time they tried to bring Harris down.
"He was tough to tackle in open space, one on one," said Alex
Van Pelt, Green Bay's running backs coach. "After about the
first two or three practices, you start to hear little mumblings
in the back, 'Oh, this guy's got a little something to him.' It
was our job to get him up to speed within the system to get him
out there on the field."
And fast, considering the struggles the Packers have had on the
With Rodgers at quarterback and a laundry list of targets, Green
Bay is assured of having one of the NFL's most potent passing

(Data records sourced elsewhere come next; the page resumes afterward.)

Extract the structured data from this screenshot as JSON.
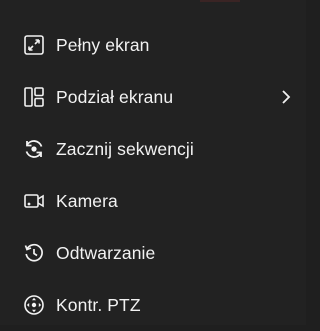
{
  "menu": {
    "items": [
      {
        "label": "Pełny ekran",
        "icon": "fullscreen-icon",
        "has_submenu": false
      },
      {
        "label": "Podział ekranu",
        "icon": "split-screen-icon",
        "has_submenu": true
      },
      {
        "label": "Zacznij sekwencji",
        "icon": "sequence-icon",
        "has_submenu": false
      },
      {
        "label": "Kamera",
        "icon": "camera-icon",
        "has_submenu": false
      },
      {
        "label": "Odtwarzanie",
        "icon": "playback-icon",
        "has_submenu": false
      },
      {
        "label": "Kontr. PTZ",
        "icon": "ptz-control-icon",
        "has_submenu": false
      }
    ]
  },
  "colors": {
    "background": "#222222",
    "text": "#f2f2f2",
    "icon": "#f2f2f2"
  }
}
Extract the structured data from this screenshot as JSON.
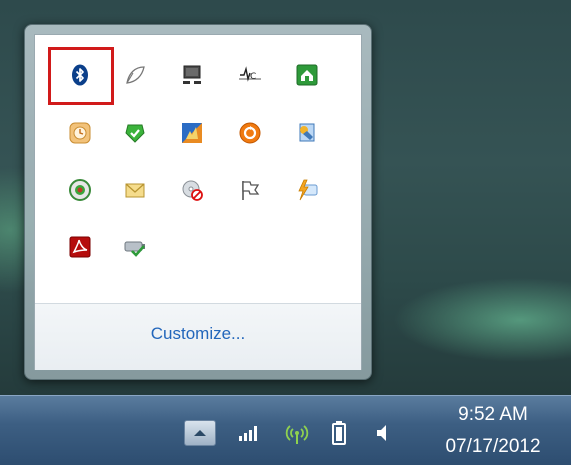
{
  "popup": {
    "customize_label": "Customize...",
    "icons": [
      {
        "name": "bluetooth-icon"
      },
      {
        "name": "leaf-shape-icon"
      },
      {
        "name": "network-computer-icon"
      },
      {
        "name": "vc-signal-icon"
      },
      {
        "name": "green-house-icon"
      },
      {
        "name": "clock-app-icon"
      },
      {
        "name": "green-check-shield-icon"
      },
      {
        "name": "colorful-hand-icon"
      },
      {
        "name": "orange-refresh-icon"
      },
      {
        "name": "blue-wizard-icon"
      },
      {
        "name": "green-circle-app-icon"
      },
      {
        "name": "envelope-icon"
      },
      {
        "name": "disc-blocked-icon"
      },
      {
        "name": "white-flag-icon"
      },
      {
        "name": "lightning-chat-icon"
      },
      {
        "name": "acrobat-pdf-icon"
      },
      {
        "name": "safely-remove-hardware-icon"
      }
    ]
  },
  "taskbar": {
    "clock_time": "9:52 AM",
    "clock_date": "07/17/2012"
  },
  "colors": {
    "highlight": "#d11a1a",
    "link": "#2266bb"
  }
}
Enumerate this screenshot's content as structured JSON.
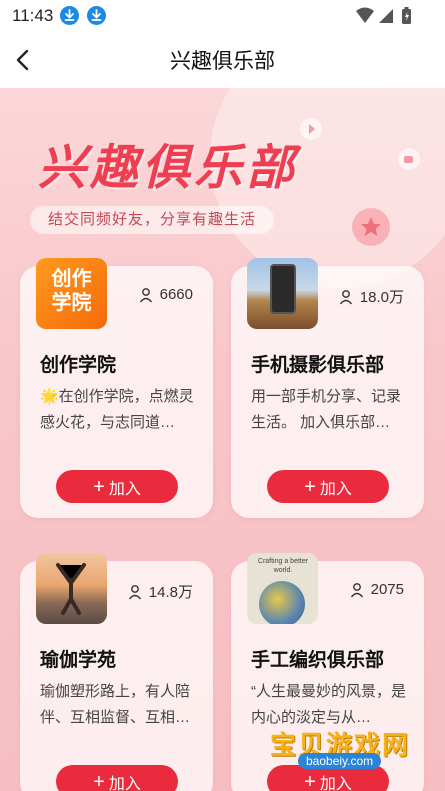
{
  "status_bar": {
    "time": "11:43",
    "icons": [
      "download-icon",
      "download-icon",
      "wifi-icon",
      "signal-icon",
      "battery-icon"
    ]
  },
  "header": {
    "title": "兴趣俱乐部",
    "back_icon": "chevron-left-icon"
  },
  "hero": {
    "title": "兴趣俱乐部",
    "subtitle": "结交同频好友，分享有趣生活"
  },
  "clubs": [
    {
      "name": "创作学院",
      "members": "6660",
      "desc": "🌟在创作学院，点燃灵感火花，与志同道…",
      "join_label": "加入",
      "thumb_text": "创作\n学院"
    },
    {
      "name": "手机摄影俱乐部",
      "members": "18.0万",
      "desc": "用一部手机分享、记录生活。 加入俱乐部…",
      "join_label": "加入"
    },
    {
      "name": "瑜伽学苑",
      "members": "14.8万",
      "desc": "瑜伽塑形路上，有人陪伴、互相监督、互相…",
      "join_label": "加入"
    },
    {
      "name": "手工编织俱乐部",
      "members": "2075",
      "desc": "“人生最曼妙的风景，是内心的淡定与从…",
      "join_label": "加入",
      "thumb_text": "Crafting a better world."
    }
  ],
  "watermark": {
    "text": "宝贝游戏网",
    "url": "baobeiy.com"
  },
  "colors": {
    "accent": "#e92b3d",
    "hero_title": "#ee3f52",
    "hero_bg": "#f8c6c9"
  }
}
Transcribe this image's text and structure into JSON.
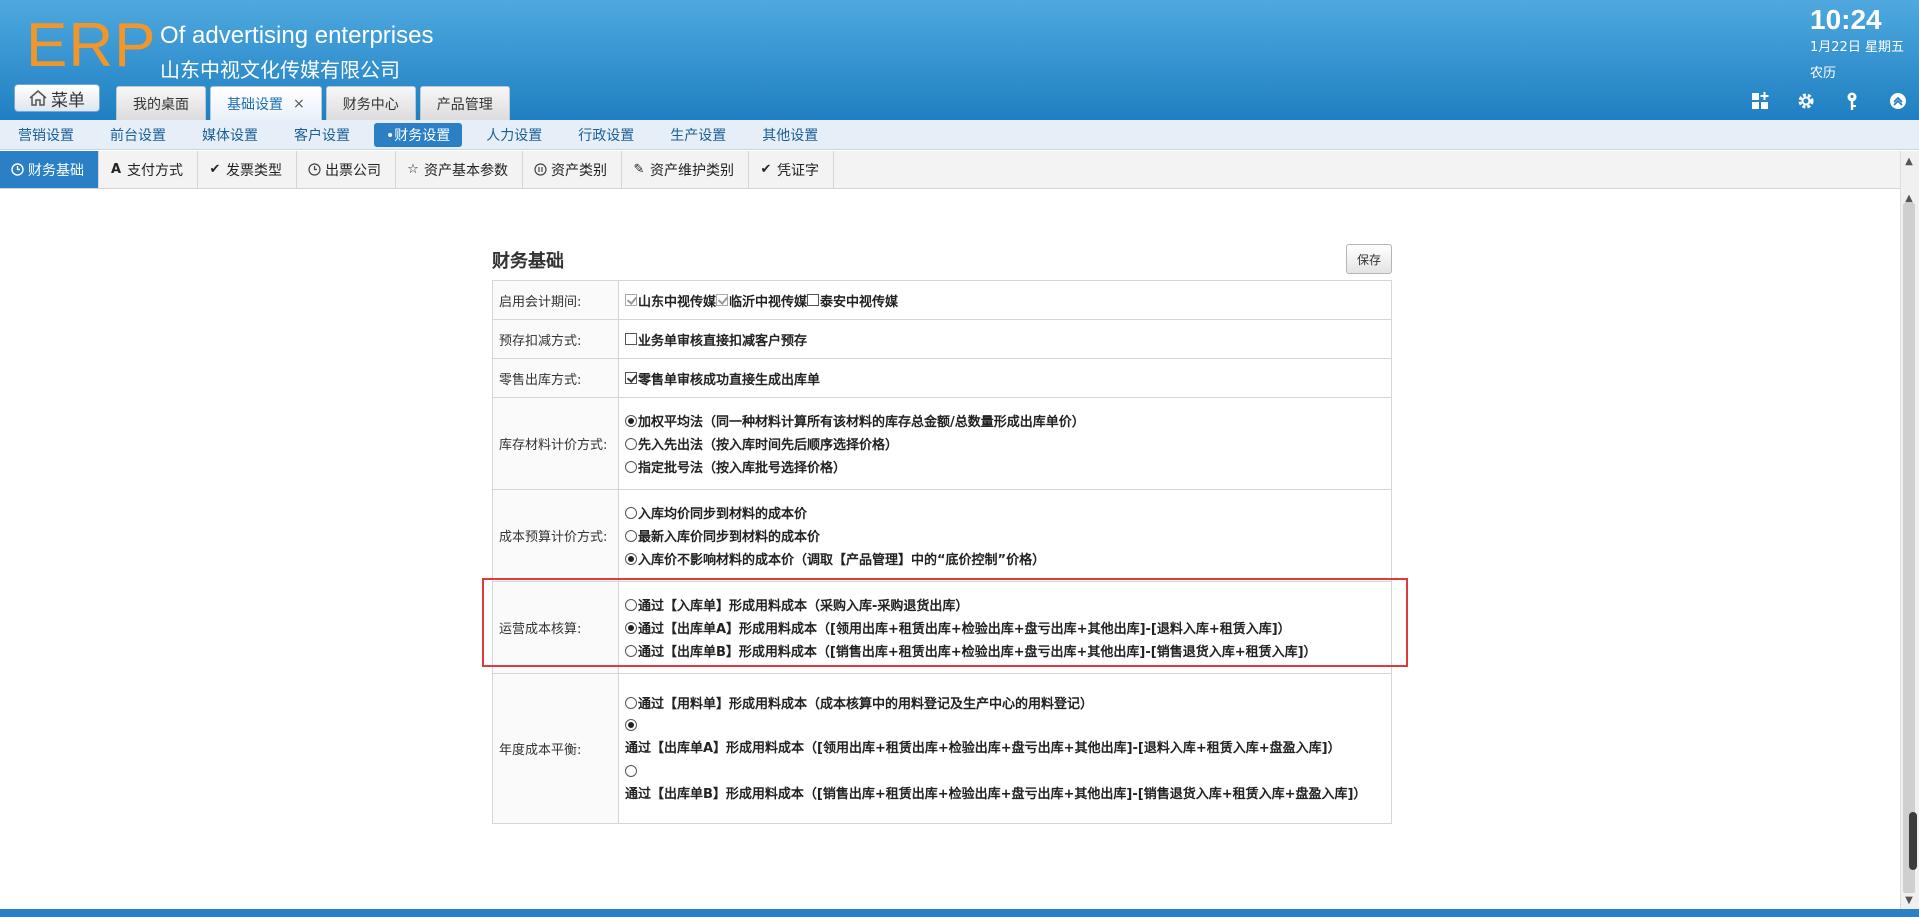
{
  "header": {
    "logo": "ERP",
    "company_en": "Of advertising enterprises",
    "company_cn": "山东中视文化传媒有限公司",
    "clock": "10:24",
    "date": "1月22日 星期五",
    "lunar": "农历",
    "menu_label": "菜单",
    "tabs": [
      {
        "label": "我的桌面"
      },
      {
        "label": "基础设置",
        "close": "×"
      },
      {
        "label": "财务中心"
      },
      {
        "label": "产品管理"
      }
    ],
    "icons": [
      "add-module-icon",
      "gear-icon",
      "key-icon",
      "collapse-up-icon"
    ]
  },
  "sub_nav": {
    "items": [
      "营销设置",
      "前台设置",
      "媒体设置",
      "客户设置",
      "•财务设置",
      "人力设置",
      "行政设置",
      "生产设置",
      "其他设置"
    ]
  },
  "tool_nav": {
    "items": [
      {
        "label": "财务基础",
        "icon": "clock-icon"
      },
      {
        "label": "支付方式",
        "icon": "letter-a-icon"
      },
      {
        "label": "发票类型",
        "icon": "check-icon"
      },
      {
        "label": "出票公司",
        "icon": "clock-icon"
      },
      {
        "label": "资产基本参数",
        "icon": "star-icon"
      },
      {
        "label": "资产类别",
        "icon": "pause-icon"
      },
      {
        "label": "资产维护类别",
        "icon": "pencil-icon"
      },
      {
        "label": "凭证字",
        "icon": "check-icon"
      }
    ]
  },
  "panel": {
    "title": "财务基础",
    "save_label": "保存",
    "rows": [
      {
        "label": "启用会计期间:",
        "options": [
          "山东中视传媒",
          "临沂中视传媒",
          "泰安中视传媒"
        ]
      },
      {
        "label": "预存扣减方式:",
        "options": [
          "业务单审核直接扣减客户预存"
        ]
      },
      {
        "label": "零售出库方式:",
        "options": [
          "零售单审核成功直接生成出库单"
        ]
      },
      {
        "label": "库存材料计价方式:",
        "options": [
          "加权平均法（同一种材料计算所有该材料的库存总金额/总数量形成出库单价）",
          "先入先出法（按入库时间先后顺序选择价格）",
          "指定批号法（按入库批号选择价格）"
        ]
      },
      {
        "label": "成本预算计价方式:",
        "options": [
          "入库均价同步到材料的成本价",
          "最新入库价同步到材料的成本价",
          "入库价不影响材料的成本价（调取【产品管理】中的“底价控制”价格）"
        ]
      },
      {
        "label": "运营成本核算:",
        "options": [
          "通过【入库单】形成用料成本（采购入库-采购退货出库）",
          "通过【出库单A】形成用料成本（[领用出库+租赁出库+检验出库+盘亏出库+其他出库]-[退料入库+租赁入库]）",
          "通过【出库单B】形成用料成本（[销售出库+租赁出库+检验出库+盘亏出库+其他出库]-[销售退货入库+租赁入库]）"
        ]
      },
      {
        "label": "年度成本平衡:",
        "options": [
          "通过【用料单】形成用料成本（成本核算中的用料登记及生产中心的用料登记）",
          "通过【出库单A】形成用料成本（[领用出库+租赁出库+检验出库+盘亏出库+其他出库]-[退料入库+租赁入库+盘盈入库]）",
          "通过【出库单B】形成用料成本（[销售出库+租赁出库+检验出库+盘亏出库+其他出库]-[销售退货入库+租赁入库+盘盈入库]）"
        ]
      }
    ]
  }
}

games. But teams need balance, and the Packers didn't have
anything close to it the first half of the season. They cracked
the 100-yard rushing mark just three times in the first eight
games, and were averaging about 3.7 yards per carry. They had
two touchdowns — count 'em, two — on the ground through the
first 11 games.
Since Dec. 2, however, the Packers are averaging 112 yards
rushing per game. They've scored nine touchdowns on the ground,
including two in Saturday's wild-card victory over Minnesota.
"(Opponents) have a little bit to do with it, DuJuan Harris has
something to do with it," Packers coach Mike McCarthy said of
the improvement. "I'm excited about what he's given us."
Though Harris is only rushing for about 40 yards per game, he's
averaging 4 yards a carry. That's not Adrian Peterson-like
production, but it's enough to force defenses to not load up in
He's also been a brute in pass protection, and has sure enough
hands that Rodgers didn't hesitate to go to him.
"He's doing a good job and we're pretty extensive with what we
ask our backs to do in pass protection," McCarthy said. "I'm
very pleased and impressed with his growth when his opportunity
came so late in the year and what he's been able to do over the
last three to four weeks."
While Harris appreciates the faith the Packers have in him, he
doesn't feel as if he's made it. Not after where he was only a
few months ago.